Nothing says pink like the Flemish heathlands at the end of summer. I was lucky enough to spend one of the last hot summer days on the vast pink plains of the ‘Kalmthoutse Heide’, where we have our sites for the global Dark Diversity Network.
Fieldwork was of the type that I love the most: randomly selecting a plot, roaming throug it, and writing down the plant species that grow there.
We have a good idea now of the species that occupy this harsh environment; and there is not that many. The heather species, of course, the stars of the show, and a handful of grass species. Birches and pines, the occassional fern and blackberry. Only the toughest ones of the bunch, that can deal with the poor soil conditions in the sandy soils of the Campina region.

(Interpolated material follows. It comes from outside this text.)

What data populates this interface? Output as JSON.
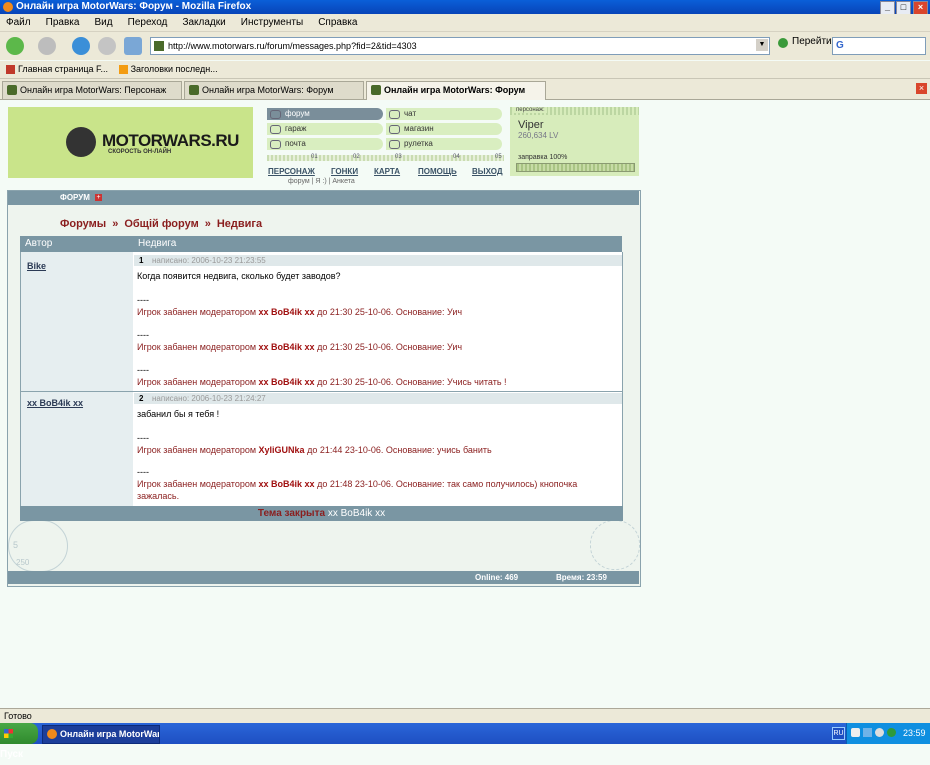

For now, this fieldwork chapter is closed again. We boxed our sandy soil samples and send them on their way to Estonia and Spain for analysis. Now it’s just typing out species list and submit them to the growing global network to explore what’s up with this Dark Diversity.
Good thing is: we’ll have to go back to the field soon, hopefully on a crispy cold winter day, to replace our temperature loggers. That’s our luck, as it is those occasional days in the field that do keep an ecologist sane.